Public Access Pathways
June 6, 2019 Update:
As part of the Tidal Canal transfer, the City, in cooperation with the U.S. Army Corps of Engineers, transferred 84 lots of submerged land to the adjacent residents. At that time, City Council directed staff to conduct a feasibility study on the three public pathways along Fernside Blvd., as well as the three pathways on Eastshore Dr. A public input process was conducted and that information along with input from City staff from a variety of departments was compiled into recommendations for each of the six public access pathways.
View the public access pathway recommendations here(PDF, 1MB), the public access pathway survey data summary report here(PDF, 313KB), and the Crime Prevention Through Environmental Design report on pathways here(PDF, 505KB). The Recreation and Park Commission will review and make a recommendation on the public access pathways at their June 13 public meeting. View the meeting agenda and staff report here.

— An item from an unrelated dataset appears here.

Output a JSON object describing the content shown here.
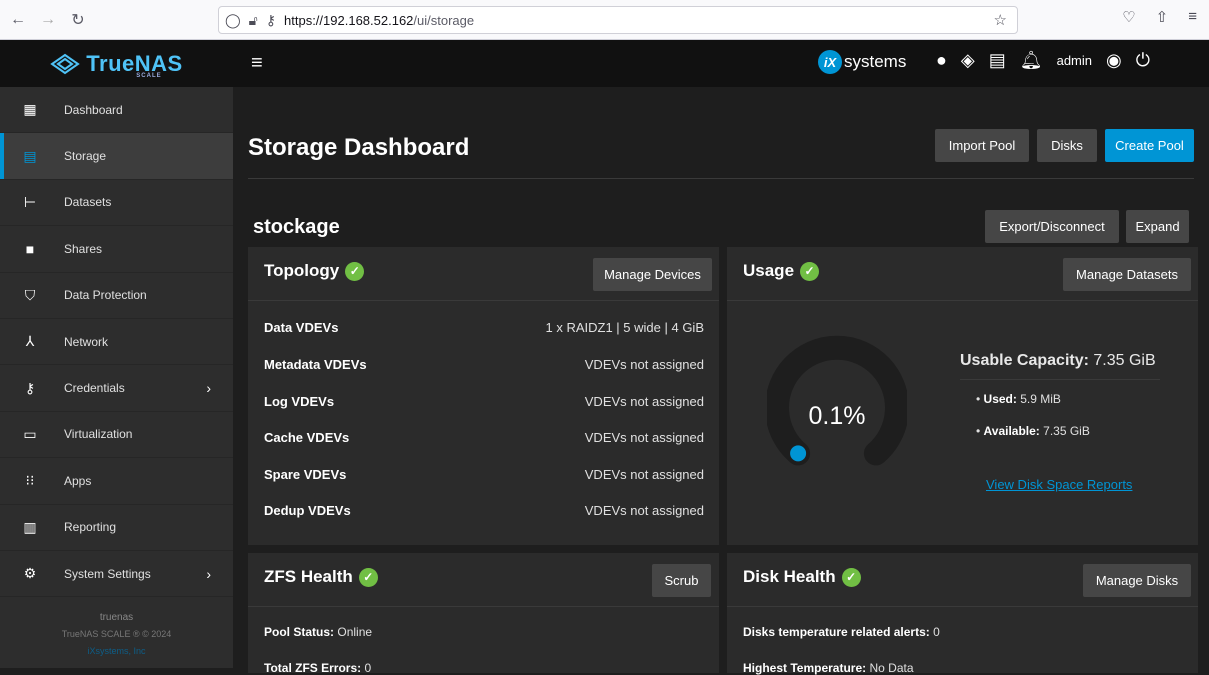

In September 2019, the City Council will consider the Recreation and Park Commission recommendations, hear public comment in open session, and make its final determination for each pathway.
April 2, 2019 Update:
Recommendations will go to the Recreation and Park Commission in June 2019 and to City Council by September 2019.
March 4, 2019 Update:
This is a brief update on the status of the Public Access Pathways on Fernside Avenue and Eastshore Drive. The City Attorney’s Office has conducted an in-depth review of ownership of the pathways and will be discussing this issue with the City Council in closed session on March 19. Following that meeting, staff will bring a draft recommendation on the recreational uses of these public access pathways to the Recreation and Parks Commission for a public discussion, anticipated at the April 11 meeting. Once the Recreation and Parks Commission approves a recommendation, it will be brought to a regular meeting of the City Council for further public review and discussion in May/June. Thank you for your patience with this project and for being part of the input process.
A few years ago, the Army Corps of Engineers transferred submerged land under the estuary to the City of Alameda at no cost, and the City sold that land to adjacent property owners at market value. This allowed property owners to get necessary permits to improve their docks, many of which had been falling apart for decades, and generated $1 million in revenues that will be invested in our community to improve public access to the water at six nearby public pathways along Fernside and Eastshore.
In 2018, the City released an independent feasibility study that offers recommendations for each of these pathways, convened a public walk to engage the community with around 75 participants, held two public meetings with over 60 participants, gathered data from an online survey with 494 participants, and met individually with adjacent property owners and community members.
As detailed in the feasibility study, these six access points are all a bit different, though over the years all six points have been encroached on in various ways. The three public access points along Fernside include a long pathway between two single family homes that was originally designed to bulb out at the water’s edge. Over several decades, property owners encroached on this public land, and today only the pathway to the water’s edge is publicly accessible. Two of the access points on Eastshore are similar to each other with limited encroachment and are used frequently by the public with expansive views of the San Leandro Bay, but a third access point is not currently publicly accessible due to continued encroachment.
Our public input process was designed to gather community feedback regarding what is generally possible at each of the access points, including what should be maintained for public access and options for improvement. Throughout this process, we heard a lot of questions from the community about encroachments and public access. The City wants to be able to answer the community’s questions, and is currently doing further legal review before taking a recommendation to the Recreation and Parks Commission and City Council in 2019. This recommendation will incorporate the community feedback received and the legal review.
Meantime, the City has worked to make short-term improvements at these access points, including installing new signage and safety fencing. We are now working on finding long-term solutions. The feasibility report recommends using some of the available funding to build a kayak launch at the access point on Eastshore and Liberty, adding desired direct access to the water to the east end. The report also recommends adding benches, overlooks to the water, a viewing/fishing pier, and other amenities to the existing pathways. The City’s goal continues to be to improve public recreational amenities at the shoreline.